▶ **Problem to solve**: From the entries below, copy each line in which the word "this" occurs.
::: Records supplied
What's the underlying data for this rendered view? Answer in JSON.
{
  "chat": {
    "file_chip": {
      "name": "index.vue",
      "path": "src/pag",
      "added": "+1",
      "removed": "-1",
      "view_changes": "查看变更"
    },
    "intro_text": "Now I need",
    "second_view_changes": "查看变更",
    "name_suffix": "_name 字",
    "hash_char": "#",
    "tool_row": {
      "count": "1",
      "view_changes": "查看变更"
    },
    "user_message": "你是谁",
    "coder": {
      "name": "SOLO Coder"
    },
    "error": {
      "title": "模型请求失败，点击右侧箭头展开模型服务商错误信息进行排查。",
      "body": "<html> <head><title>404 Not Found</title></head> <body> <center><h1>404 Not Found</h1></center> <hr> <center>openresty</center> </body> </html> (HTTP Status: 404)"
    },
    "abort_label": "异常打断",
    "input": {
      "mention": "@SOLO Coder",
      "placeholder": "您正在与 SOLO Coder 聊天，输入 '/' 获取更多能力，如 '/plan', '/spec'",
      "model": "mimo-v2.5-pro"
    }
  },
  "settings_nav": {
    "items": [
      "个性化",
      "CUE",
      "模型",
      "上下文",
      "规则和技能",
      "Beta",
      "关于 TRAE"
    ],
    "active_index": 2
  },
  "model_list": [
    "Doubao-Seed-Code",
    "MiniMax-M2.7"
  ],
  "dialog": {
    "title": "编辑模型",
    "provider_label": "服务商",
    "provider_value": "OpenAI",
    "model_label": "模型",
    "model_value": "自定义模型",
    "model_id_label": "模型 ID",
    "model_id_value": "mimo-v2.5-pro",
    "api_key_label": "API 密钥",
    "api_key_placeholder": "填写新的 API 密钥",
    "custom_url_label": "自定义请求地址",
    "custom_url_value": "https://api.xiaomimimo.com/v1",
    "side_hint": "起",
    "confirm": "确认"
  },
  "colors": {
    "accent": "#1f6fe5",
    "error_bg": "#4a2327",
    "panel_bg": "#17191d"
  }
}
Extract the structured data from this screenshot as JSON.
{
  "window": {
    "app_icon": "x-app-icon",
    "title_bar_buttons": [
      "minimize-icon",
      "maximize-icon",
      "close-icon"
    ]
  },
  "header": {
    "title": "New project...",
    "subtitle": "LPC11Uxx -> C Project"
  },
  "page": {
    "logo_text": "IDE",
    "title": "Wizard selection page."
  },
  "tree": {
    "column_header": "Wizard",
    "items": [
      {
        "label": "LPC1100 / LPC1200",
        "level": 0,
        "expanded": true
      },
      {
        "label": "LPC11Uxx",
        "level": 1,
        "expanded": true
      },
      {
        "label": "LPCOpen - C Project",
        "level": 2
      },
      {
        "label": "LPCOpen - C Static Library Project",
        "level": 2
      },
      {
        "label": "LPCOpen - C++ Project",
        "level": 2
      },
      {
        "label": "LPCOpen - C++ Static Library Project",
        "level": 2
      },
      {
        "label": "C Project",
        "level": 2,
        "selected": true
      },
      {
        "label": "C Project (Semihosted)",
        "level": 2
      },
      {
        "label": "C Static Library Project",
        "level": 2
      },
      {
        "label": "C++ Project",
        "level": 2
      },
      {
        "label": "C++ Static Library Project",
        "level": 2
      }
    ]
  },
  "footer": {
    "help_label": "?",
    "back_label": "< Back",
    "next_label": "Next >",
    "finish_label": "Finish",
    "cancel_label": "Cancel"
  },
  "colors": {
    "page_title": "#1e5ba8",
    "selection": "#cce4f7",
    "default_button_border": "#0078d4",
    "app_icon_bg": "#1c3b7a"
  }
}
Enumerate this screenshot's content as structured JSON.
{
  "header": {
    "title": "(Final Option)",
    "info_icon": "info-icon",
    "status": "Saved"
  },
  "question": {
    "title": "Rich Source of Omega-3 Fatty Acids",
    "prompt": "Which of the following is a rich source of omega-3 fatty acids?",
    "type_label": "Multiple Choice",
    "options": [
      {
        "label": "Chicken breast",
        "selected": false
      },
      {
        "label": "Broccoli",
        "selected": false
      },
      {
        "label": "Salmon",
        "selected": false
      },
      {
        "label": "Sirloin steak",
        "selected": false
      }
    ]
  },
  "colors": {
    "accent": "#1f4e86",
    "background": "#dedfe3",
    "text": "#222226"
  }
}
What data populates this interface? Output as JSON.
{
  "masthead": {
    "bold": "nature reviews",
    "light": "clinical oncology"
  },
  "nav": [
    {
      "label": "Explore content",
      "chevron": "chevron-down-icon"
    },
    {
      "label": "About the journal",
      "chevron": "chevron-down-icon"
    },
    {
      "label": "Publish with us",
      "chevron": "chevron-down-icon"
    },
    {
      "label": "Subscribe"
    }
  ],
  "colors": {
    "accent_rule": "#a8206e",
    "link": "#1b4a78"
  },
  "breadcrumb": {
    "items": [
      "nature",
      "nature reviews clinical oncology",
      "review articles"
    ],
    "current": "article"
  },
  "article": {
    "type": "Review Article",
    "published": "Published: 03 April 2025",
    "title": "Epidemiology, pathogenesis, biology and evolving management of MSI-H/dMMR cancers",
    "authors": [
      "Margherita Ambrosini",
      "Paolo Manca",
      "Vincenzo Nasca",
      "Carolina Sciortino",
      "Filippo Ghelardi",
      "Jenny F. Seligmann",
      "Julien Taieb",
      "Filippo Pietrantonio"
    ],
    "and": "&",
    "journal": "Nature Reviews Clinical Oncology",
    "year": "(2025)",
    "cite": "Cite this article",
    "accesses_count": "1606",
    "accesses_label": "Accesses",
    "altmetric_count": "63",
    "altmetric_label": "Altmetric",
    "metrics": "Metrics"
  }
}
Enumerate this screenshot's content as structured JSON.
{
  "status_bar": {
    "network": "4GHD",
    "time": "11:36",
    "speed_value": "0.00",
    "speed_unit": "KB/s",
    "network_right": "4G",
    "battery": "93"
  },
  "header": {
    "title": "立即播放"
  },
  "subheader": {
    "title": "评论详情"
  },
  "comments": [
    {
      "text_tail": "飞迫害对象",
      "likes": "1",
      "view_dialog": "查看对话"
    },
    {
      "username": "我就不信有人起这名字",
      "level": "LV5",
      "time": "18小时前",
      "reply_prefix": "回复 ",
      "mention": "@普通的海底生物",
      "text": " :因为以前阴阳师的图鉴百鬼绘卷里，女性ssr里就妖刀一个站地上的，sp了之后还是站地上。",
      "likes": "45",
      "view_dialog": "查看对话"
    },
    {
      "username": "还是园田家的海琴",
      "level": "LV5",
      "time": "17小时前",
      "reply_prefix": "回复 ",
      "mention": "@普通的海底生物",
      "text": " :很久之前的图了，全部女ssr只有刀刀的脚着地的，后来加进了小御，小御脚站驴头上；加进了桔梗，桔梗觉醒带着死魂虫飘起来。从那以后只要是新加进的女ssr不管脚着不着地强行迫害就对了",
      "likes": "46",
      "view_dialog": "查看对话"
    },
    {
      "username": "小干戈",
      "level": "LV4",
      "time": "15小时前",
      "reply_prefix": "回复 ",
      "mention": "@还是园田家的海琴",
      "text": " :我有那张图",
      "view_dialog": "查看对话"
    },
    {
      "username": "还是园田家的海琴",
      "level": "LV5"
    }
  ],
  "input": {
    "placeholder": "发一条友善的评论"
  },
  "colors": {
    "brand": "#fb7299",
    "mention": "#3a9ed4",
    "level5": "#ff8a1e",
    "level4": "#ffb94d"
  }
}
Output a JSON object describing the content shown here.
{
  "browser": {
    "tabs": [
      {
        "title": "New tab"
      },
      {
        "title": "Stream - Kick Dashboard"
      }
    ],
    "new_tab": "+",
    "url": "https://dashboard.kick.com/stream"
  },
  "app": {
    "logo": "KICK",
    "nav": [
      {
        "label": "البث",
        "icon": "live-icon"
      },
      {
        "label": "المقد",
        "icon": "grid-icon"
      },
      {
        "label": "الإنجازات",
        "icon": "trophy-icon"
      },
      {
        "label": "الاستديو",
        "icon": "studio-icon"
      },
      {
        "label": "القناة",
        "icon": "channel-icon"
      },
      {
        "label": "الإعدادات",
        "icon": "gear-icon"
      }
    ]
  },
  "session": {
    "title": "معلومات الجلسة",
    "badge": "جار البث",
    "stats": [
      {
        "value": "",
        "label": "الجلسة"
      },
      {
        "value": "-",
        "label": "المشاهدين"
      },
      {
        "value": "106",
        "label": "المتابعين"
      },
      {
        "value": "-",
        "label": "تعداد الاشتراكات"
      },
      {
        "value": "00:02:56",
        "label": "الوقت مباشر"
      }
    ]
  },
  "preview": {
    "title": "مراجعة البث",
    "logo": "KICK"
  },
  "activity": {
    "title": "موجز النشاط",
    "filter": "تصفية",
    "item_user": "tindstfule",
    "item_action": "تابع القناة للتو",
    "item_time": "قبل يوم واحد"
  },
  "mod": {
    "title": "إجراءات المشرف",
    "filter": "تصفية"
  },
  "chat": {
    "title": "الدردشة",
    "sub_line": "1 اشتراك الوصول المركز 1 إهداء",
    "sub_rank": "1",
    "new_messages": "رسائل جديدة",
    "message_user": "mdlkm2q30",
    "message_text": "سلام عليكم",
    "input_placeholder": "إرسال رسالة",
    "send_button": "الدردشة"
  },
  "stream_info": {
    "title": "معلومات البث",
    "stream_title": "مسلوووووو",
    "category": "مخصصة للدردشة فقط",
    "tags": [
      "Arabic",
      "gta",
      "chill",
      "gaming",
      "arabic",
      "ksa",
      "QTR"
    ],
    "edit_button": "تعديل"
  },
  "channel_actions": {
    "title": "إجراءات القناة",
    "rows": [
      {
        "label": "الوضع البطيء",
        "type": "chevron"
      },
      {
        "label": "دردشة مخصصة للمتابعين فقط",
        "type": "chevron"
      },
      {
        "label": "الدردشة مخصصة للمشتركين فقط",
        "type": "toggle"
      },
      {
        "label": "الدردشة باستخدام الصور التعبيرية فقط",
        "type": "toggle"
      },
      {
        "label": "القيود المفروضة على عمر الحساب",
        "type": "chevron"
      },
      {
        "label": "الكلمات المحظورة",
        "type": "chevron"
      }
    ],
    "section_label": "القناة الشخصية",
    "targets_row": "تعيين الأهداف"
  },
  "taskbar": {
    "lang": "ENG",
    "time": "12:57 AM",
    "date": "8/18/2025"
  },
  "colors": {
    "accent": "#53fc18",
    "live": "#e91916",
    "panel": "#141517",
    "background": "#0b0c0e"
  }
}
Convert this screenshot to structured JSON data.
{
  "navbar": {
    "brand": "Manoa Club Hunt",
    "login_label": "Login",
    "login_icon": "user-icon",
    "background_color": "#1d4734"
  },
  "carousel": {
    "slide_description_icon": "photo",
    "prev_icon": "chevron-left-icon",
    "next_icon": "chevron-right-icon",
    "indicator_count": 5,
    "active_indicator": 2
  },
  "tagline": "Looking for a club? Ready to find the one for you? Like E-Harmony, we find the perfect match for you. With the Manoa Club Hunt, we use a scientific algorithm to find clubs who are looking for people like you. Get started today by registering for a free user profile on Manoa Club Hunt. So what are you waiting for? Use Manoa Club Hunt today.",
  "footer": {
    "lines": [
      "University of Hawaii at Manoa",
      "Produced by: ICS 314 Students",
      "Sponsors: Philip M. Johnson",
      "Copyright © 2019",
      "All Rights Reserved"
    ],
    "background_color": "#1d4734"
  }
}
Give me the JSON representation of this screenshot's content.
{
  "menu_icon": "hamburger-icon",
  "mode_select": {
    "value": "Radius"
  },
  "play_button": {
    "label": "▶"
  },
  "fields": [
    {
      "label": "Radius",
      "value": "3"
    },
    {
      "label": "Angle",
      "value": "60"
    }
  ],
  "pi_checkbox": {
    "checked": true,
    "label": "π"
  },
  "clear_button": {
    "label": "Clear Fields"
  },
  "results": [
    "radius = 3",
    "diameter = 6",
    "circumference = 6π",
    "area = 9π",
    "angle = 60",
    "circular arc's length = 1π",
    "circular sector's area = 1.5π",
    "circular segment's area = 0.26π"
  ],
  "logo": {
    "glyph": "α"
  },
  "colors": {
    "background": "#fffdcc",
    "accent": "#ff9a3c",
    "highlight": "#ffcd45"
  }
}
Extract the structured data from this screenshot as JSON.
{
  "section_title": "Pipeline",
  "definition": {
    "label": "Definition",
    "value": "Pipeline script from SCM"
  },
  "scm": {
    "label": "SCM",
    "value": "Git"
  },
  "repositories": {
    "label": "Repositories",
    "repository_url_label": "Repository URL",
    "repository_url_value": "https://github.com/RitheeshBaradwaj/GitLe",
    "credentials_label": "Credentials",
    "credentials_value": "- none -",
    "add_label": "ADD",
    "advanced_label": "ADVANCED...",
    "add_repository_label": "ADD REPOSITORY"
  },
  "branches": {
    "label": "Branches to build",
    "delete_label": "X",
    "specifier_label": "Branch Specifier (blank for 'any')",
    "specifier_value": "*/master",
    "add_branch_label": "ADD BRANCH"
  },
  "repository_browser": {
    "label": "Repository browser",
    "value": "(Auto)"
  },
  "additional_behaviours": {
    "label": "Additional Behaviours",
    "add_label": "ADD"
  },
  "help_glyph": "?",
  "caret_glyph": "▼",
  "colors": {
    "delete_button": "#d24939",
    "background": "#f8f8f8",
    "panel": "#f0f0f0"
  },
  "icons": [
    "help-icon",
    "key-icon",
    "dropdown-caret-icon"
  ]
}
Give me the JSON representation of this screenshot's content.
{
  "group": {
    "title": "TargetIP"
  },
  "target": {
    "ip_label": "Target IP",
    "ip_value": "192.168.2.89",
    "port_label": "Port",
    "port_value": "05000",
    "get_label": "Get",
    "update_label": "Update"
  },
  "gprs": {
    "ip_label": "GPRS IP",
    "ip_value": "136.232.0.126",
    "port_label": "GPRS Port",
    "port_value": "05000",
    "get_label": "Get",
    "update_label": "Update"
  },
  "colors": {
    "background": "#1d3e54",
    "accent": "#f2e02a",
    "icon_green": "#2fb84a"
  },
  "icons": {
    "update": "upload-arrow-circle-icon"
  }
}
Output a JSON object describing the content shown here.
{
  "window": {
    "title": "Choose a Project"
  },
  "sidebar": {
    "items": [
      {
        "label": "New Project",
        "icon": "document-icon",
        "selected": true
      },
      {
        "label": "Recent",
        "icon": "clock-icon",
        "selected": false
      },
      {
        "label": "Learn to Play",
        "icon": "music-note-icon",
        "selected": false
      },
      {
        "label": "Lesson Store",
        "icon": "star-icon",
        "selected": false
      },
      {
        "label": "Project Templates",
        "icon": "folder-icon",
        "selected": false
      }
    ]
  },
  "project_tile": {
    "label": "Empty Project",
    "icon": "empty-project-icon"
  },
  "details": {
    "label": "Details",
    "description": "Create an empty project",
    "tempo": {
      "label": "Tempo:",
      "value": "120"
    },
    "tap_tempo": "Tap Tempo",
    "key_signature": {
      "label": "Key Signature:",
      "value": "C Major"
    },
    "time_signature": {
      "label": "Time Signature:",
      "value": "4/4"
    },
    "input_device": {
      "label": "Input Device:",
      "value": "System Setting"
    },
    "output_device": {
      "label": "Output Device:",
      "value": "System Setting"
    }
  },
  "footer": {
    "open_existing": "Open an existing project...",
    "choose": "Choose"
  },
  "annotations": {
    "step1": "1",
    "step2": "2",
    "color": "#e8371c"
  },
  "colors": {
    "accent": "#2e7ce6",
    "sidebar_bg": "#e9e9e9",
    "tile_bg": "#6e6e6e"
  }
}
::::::
▶ **Answer area**:
What's the underlying data for this rendered view? Answer in JSON.
Extract the structured data from this screenshot as JSON.
Enumerate this screenshot's content as structured JSON.
What data populates this interface? Output as JSON.
    "cite": "Cite this article",
Enumerate this screenshot's content as structured JSON.
Convert this screenshot to structured JSON data.
Give me the JSON representation of this screenshot's content.
Extract the structured data from this screenshot as JSON.
Give me the JSON representation of this screenshot's content.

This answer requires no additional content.